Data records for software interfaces
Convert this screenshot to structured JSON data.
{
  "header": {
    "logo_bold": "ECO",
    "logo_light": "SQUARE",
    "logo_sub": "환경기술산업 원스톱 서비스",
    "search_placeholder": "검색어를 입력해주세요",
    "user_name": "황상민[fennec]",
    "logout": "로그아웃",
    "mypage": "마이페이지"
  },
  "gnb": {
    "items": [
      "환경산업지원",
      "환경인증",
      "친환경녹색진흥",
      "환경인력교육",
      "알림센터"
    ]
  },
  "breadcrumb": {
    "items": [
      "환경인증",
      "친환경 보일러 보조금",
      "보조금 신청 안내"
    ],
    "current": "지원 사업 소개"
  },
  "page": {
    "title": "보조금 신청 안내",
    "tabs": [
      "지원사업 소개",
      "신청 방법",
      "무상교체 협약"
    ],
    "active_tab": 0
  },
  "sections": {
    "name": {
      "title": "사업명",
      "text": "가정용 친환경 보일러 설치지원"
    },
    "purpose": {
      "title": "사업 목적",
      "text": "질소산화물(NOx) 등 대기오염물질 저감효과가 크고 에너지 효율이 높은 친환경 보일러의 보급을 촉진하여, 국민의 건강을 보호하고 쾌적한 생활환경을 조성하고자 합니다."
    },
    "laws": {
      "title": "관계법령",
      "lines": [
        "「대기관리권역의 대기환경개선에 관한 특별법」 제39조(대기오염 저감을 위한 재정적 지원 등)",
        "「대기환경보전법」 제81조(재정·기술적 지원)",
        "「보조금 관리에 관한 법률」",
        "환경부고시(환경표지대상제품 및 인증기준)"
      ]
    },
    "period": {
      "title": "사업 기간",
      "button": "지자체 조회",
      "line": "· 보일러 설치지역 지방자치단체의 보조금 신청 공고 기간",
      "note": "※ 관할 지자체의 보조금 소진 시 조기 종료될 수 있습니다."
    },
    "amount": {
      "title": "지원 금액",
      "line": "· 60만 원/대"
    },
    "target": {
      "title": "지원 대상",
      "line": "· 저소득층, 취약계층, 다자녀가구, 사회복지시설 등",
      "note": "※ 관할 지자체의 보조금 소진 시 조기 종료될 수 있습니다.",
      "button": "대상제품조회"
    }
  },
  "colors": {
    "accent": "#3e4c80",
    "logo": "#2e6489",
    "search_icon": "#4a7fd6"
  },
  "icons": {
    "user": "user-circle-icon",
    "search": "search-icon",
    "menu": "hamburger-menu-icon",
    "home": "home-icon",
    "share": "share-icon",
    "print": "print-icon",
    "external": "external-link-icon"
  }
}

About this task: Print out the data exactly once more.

Your solution:
Convert this screenshot to structured JSON data.
{
  "header": {
    "logo_bold": "ECO",
    "logo_light": "SQUARE",
    "logo_sub": "환경기술산업 원스톱 서비스",
    "search_placeholder": "검색어를 입력해주세요",
    "user_name": "황상민[fennec]",
    "logout": "로그아웃",
    "mypage": "마이페이지"
  },
  "gnb": {
    "items": [
      "환경산업지원",
      "환경인증",
      "친환경녹색진흥",
      "환경인력교육",
      "알림센터"
    ]
  },
  "breadcrumb": {
    "items": [
      "환경인증",
      "친환경 보일러 보조금",
      "보조금 신청 안내"
    ],
    "current": "지원 사업 소개"
  },
  "page": {
    "title": "보조금 신청 안내",
    "tabs": [
      "지원사업 소개",
      "신청 방법",
      "무상교체 협약"
    ],
    "active_tab": 0
  },
  "sections": {
    "name": {
      "title": "사업명",
      "text": "가정용 친환경 보일러 설치지원"
    },
    "purpose": {
      "title": "사업 목적",
      "text": "질소산화물(NOx) 등 대기오염물질 저감효과가 크고 에너지 효율이 높은 친환경 보일러의 보급을 촉진하여, 국민의 건강을 보호하고 쾌적한 생활환경을 조성하고자 합니다."
    },
    "laws": {
      "title": "관계법령",
      "lines": [
        "「대기관리권역의 대기환경개선에 관한 특별법」 제39조(대기오염 저감을 위한 재정적 지원 등)",
        "「대기환경보전법」 제81조(재정·기술적 지원)",
        "「보조금 관리에 관한 법률」",
        "환경부고시(환경표지대상제품 및 인증기준)"
      ]
    },
    "period": {
      "title": "사업 기간",
      "button": "지자체 조회",
      "line": "· 보일러 설치지역 지방자치단체의 보조금 신청 공고 기간",
      "note": "※ 관할 지자체의 보조금 소진 시 조기 종료될 수 있습니다."
    },
    "amount": {
      "title": "지원 금액",
      "line": "· 60만 원/대"
    },
    "target": {
      "title": "지원 대상",
      "line": "· 저소득층, 취약계층, 다자녀가구, 사회복지시설 등",
      "note": "※ 관할 지자체의 보조금 소진 시 조기 종료될 수 있습니다.",
      "button": "대상제품조회"
    }
  },
  "colors": {
    "accent": "#3e4c80",
    "logo": "#2e6489",
    "search_icon": "#4a7fd6"
  },
  "icons": {
    "user": "user-circle-icon",
    "search": "search-icon",
    "menu": "hamburger-menu-icon",
    "home": "home-icon",
    "share": "share-icon",
    "print": "print-icon",
    "external": "external-link-icon"
  }
}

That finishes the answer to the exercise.